Palmer angered Caracas after he said he believed Venezuela's army was suffering from low morale [AFP]
The US has revoked the visa for Venezuela's ambassador to Washington in what it called a "reciprocal" action for Caracas turning down the US choice for its own representative in the Venezuelan capital.
Mark Toner, a US state department spokesman, confirmed on Wednesday that the visa of ambassador Bernardo Alvarez Herrera, who is reportedly not currently in the US, had been revoked.
Toner said: "We said there would be consequences when the Venezuelan government rescinded agreement regarding our nominee, Larry Palmer.
"We have taken appropriate, proportional and reciprocal action".

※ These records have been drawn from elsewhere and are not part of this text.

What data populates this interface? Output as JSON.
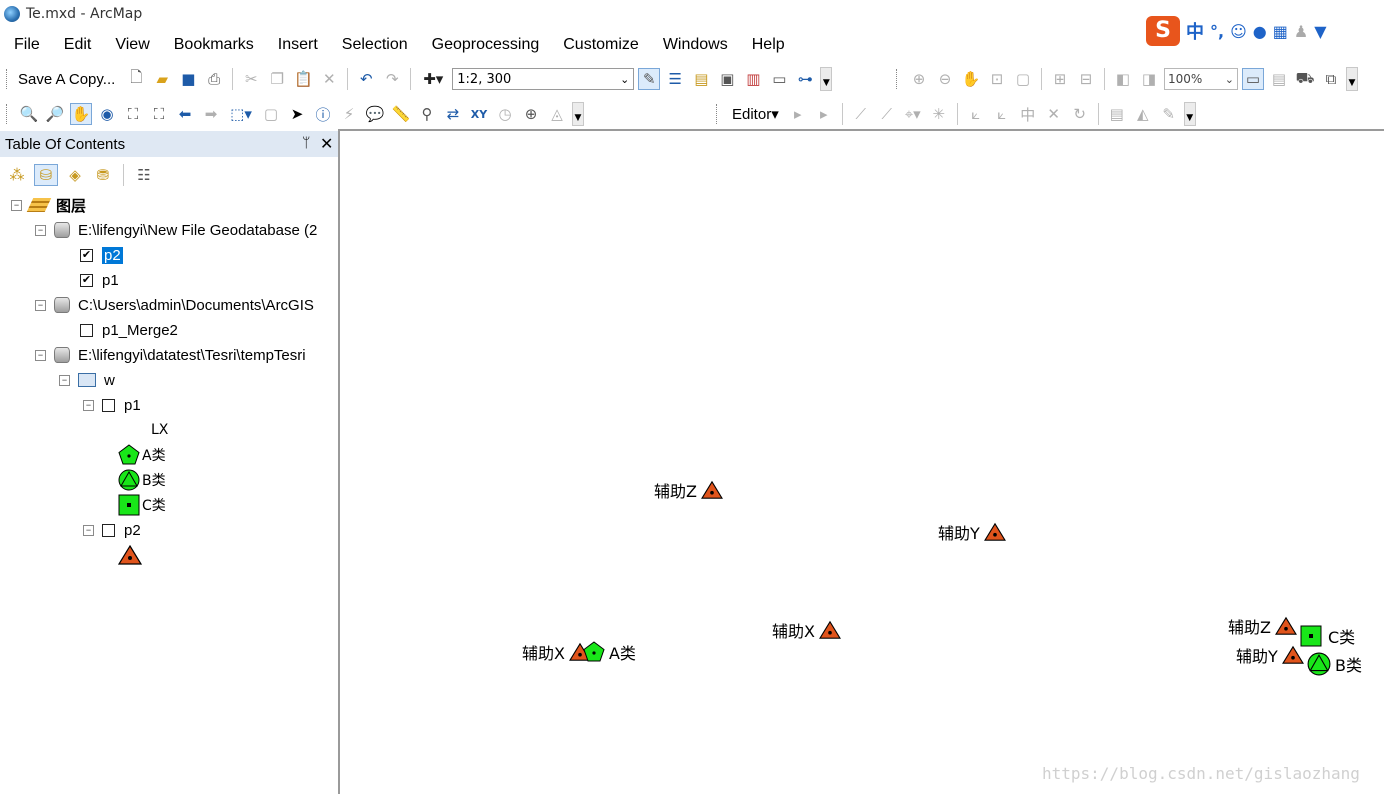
{
  "window": {
    "title": "Te.mxd - ArcMap"
  },
  "ime": {
    "logo": "S",
    "lang": "中",
    "punct": "°,"
  },
  "menu": [
    "File",
    "Edit",
    "View",
    "Bookmarks",
    "Insert",
    "Selection",
    "Geoprocessing",
    "Customize",
    "Windows",
    "Help"
  ],
  "toolbar": {
    "save_copy": "Save A Copy...",
    "scale": "1:2, 300",
    "zoom": "100%",
    "editor": "Editor"
  },
  "toc": {
    "title": "Table Of Contents",
    "pin": "ᛘ",
    "close": "✕",
    "root": "图层",
    "sources": [
      {
        "path": "E:\\lifengyi\\New File Geodatabase (2"
      },
      {
        "path": "C:\\Users\\admin\\Documents\\ArcGIS"
      },
      {
        "path": "E:\\lifengyi\\datatest\\Tesri\\tempTesri"
      }
    ],
    "layers": {
      "p2_selected": "p2",
      "p1": "p1",
      "p1_merge2": "p1_Merge2",
      "group_w": "w",
      "w_p1": "p1",
      "w_p2": "p2"
    },
    "legend": {
      "field": "LX",
      "class_a": "A类",
      "class_b": "B类",
      "class_c": "C类"
    }
  },
  "map": {
    "labels": {
      "aux_z1": "辅助Z",
      "aux_y1": "辅助Y",
      "aux_x1": "辅助X",
      "aux_x2": "辅助X",
      "class_a": "A类",
      "aux_z2": "辅助Z",
      "class_c": "C类",
      "aux_y2": "辅助Y",
      "class_b": "B类"
    }
  },
  "watermark": "https://blog.csdn.net/gislaozhang",
  "colors": {
    "triangle": "#e0541c",
    "green": "#19e619",
    "selection": "#0078d7"
  }
}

Speaking on state television on Tuesday, Hugo Chavez, the Venezuelan preisdent, had dared the US to cut off diplomatic relations.
"If the [US] government wants to expel our ambassador there, let them! If they cut off diplomatic relations, let them," he said.
Chavez had announced in August that he would not accept Palmer's appointment to be the next US ambassador to Venezuela because of comments Palmer made during his confirmation hearing in the senate.
Palmer said that he believed Venezuela was allowing leftists FARC fighters to find safe haven in the country and that Venezuela's military was under Cuban influence and suffering from low morale.
Relations between Washington and Caracas have been rocky since Chavez came to power in 1999.
Both sides withdrew their ambassadors between September 2008 and June 2009 after a spat over US military bases in Colombia.
Despite their political differences, the US continues to buy around one million barrels of crude oil from Venezuela every day.